— Work item —
Reproduce the records precisely. Every line should be included.

*** Recorded information ***

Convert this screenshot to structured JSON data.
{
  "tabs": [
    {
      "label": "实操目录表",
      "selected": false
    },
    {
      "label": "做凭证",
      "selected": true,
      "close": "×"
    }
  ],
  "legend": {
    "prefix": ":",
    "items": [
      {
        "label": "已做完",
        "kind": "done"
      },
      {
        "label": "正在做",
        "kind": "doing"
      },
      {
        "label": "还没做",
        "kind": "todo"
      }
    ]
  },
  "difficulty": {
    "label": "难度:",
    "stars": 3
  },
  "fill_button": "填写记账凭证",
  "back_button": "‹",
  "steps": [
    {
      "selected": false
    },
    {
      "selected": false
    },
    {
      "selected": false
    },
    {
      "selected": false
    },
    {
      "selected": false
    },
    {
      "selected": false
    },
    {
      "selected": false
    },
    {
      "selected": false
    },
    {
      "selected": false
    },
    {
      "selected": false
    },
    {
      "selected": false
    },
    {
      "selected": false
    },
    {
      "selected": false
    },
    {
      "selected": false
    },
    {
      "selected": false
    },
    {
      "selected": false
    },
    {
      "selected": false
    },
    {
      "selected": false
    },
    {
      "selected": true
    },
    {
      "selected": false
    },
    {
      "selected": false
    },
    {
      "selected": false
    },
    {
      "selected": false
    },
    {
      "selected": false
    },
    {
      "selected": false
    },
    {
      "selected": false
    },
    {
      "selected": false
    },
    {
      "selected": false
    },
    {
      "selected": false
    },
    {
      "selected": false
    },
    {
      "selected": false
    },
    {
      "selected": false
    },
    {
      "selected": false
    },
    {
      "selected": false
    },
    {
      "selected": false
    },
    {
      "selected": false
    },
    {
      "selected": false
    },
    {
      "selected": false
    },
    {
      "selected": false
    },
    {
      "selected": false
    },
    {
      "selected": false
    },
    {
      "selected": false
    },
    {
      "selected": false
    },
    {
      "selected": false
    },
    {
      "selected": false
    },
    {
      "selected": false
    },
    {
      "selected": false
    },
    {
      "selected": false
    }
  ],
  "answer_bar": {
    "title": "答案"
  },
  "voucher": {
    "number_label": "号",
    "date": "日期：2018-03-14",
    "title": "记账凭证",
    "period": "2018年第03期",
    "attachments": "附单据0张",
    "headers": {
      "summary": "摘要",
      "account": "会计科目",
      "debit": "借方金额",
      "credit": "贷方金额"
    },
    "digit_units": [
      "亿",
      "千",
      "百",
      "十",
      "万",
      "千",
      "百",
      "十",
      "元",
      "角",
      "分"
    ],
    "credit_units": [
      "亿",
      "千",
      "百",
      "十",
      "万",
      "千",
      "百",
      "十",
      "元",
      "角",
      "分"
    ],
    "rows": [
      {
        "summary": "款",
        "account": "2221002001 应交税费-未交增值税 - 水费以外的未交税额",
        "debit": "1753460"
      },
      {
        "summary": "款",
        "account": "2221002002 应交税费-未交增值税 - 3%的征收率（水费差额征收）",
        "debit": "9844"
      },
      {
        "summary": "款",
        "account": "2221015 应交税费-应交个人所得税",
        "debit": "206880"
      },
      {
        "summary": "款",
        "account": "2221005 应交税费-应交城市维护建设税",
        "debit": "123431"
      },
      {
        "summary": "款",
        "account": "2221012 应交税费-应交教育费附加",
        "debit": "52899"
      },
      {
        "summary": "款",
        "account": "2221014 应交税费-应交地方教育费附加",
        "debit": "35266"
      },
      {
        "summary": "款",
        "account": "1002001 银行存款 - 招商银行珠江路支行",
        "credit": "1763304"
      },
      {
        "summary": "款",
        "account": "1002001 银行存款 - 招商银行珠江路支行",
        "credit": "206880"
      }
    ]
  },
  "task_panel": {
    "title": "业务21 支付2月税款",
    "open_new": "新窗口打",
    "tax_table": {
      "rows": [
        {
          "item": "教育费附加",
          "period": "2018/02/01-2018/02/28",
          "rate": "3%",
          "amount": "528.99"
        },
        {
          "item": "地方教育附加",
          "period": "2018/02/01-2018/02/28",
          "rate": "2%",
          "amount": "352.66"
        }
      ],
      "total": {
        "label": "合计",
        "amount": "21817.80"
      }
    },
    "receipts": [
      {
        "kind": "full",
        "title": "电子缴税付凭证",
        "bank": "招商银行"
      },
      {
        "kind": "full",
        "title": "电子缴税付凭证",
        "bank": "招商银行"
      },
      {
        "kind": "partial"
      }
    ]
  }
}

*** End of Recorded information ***

— Solution to the problem —
Convert this screenshot to structured JSON data.
{
  "tabs": [
    {
      "label": "实操目录表",
      "selected": false
    },
    {
      "label": "做凭证",
      "selected": true,
      "close": "×"
    }
  ],
  "legend": {
    "prefix": ":",
    "items": [
      {
        "label": "已做完",
        "kind": "done"
      },
      {
        "label": "正在做",
        "kind": "doing"
      },
      {
        "label": "还没做",
        "kind": "todo"
      }
    ]
  },
  "difficulty": {
    "label": "难度:",
    "stars": 3
  },
  "fill_button": "填写记账凭证",
  "back_button": "‹",
  "steps": [
    {
      "selected": false
    },
    {
      "selected": false
    },
    {
      "selected": false
    },
    {
      "selected": false
    },
    {
      "selected": false
    },
    {
      "selected": false
    },
    {
      "selected": false
    },
    {
      "selected": false
    },
    {
      "selected": false
    },
    {
      "selected": false
    },
    {
      "selected": false
    },
    {
      "selected": false
    },
    {
      "selected": false
    },
    {
      "selected": false
    },
    {
      "selected": false
    },
    {
      "selected": false
    },
    {
      "selected": false
    },
    {
      "selected": false
    },
    {
      "selected": true
    },
    {
      "selected": false
    },
    {
      "selected": false
    },
    {
      "selected": false
    },
    {
      "selected": false
    },
    {
      "selected": false
    },
    {
      "selected": false
    },
    {
      "selected": false
    },
    {
      "selected": false
    },
    {
      "selected": false
    },
    {
      "selected": false
    },
    {
      "selected": false
    },
    {
      "selected": false
    },
    {
      "selected": false
    },
    {
      "selected": false
    },
    {
      "selected": false
    },
    {
      "selected": false
    },
    {
      "selected": false
    },
    {
      "selected": false
    },
    {
      "selected": false
    },
    {
      "selected": false
    },
    {
      "selected": false
    },
    {
      "selected": false
    },
    {
      "selected": false
    },
    {
      "selected": false
    },
    {
      "selected": false
    },
    {
      "selected": false
    },
    {
      "selected": false
    },
    {
      "selected": false
    },
    {
      "selected": false
    }
  ],
  "answer_bar": {
    "title": "答案"
  },
  "voucher": {
    "number_label": "号",
    "date": "日期：2018-03-14",
    "title": "记账凭证",
    "period": "2018年第03期",
    "attachments": "附单据0张",
    "headers": {
      "summary": "摘要",
      "account": "会计科目",
      "debit": "借方金额",
      "credit": "贷方金额"
    },
    "digit_units": [
      "亿",
      "千",
      "百",
      "十",
      "万",
      "千",
      "百",
      "十",
      "元",
      "角",
      "分"
    ],
    "credit_units": [
      "亿",
      "千",
      "百",
      "十",
      "万",
      "千",
      "百",
      "十",
      "元",
      "角",
      "分"
    ],
    "rows": [
      {
        "summary": "款",
        "account": "2221002001 应交税费-未交增值税 - 水费以外的未交税额",
        "debit": "1753460"
      },
      {
        "summary": "款",
        "account": "2221002002 应交税费-未交增值税 - 3%的征收率（水费差额征收）",
        "debit": "9844"
      },
      {
        "summary": "款",
        "account": "2221015 应交税费-应交个人所得税",
        "debit": "206880"
      },
      {
        "summary": "款",
        "account": "2221005 应交税费-应交城市维护建设税",
        "debit": "123431"
      },
      {
        "summary": "款",
        "account": "2221012 应交税费-应交教育费附加",
        "debit": "52899"
      },
      {
        "summary": "款",
        "account": "2221014 应交税费-应交地方教育费附加",
        "debit": "35266"
      },
      {
        "summary": "款",
        "account": "1002001 银行存款 - 招商银行珠江路支行",
        "credit": "1763304"
      },
      {
        "summary": "款",
        "account": "1002001 银行存款 - 招商银行珠江路支行",
        "credit": "206880"
      }
    ]
  },
  "task_panel": {
    "title": "业务21 支付2月税款",
    "open_new": "新窗口打",
    "tax_table": {
      "rows": [
        {
          "item": "教育费附加",
          "period": "2018/02/01-2018/02/28",
          "rate": "3%",
          "amount": "528.99"
        },
        {
          "item": "地方教育附加",
          "period": "2018/02/01-2018/02/28",
          "rate": "2%",
          "amount": "352.66"
        }
      ],
      "total": {
        "label": "合计",
        "amount": "21817.80"
      }
    },
    "receipts": [
      {
        "kind": "full",
        "title": "电子缴税付凭证",
        "bank": "招商银行"
      },
      {
        "kind": "full",
        "title": "电子缴税付凭证",
        "bank": "招商银行"
      },
      {
        "kind": "partial"
      }
    ]
  }
}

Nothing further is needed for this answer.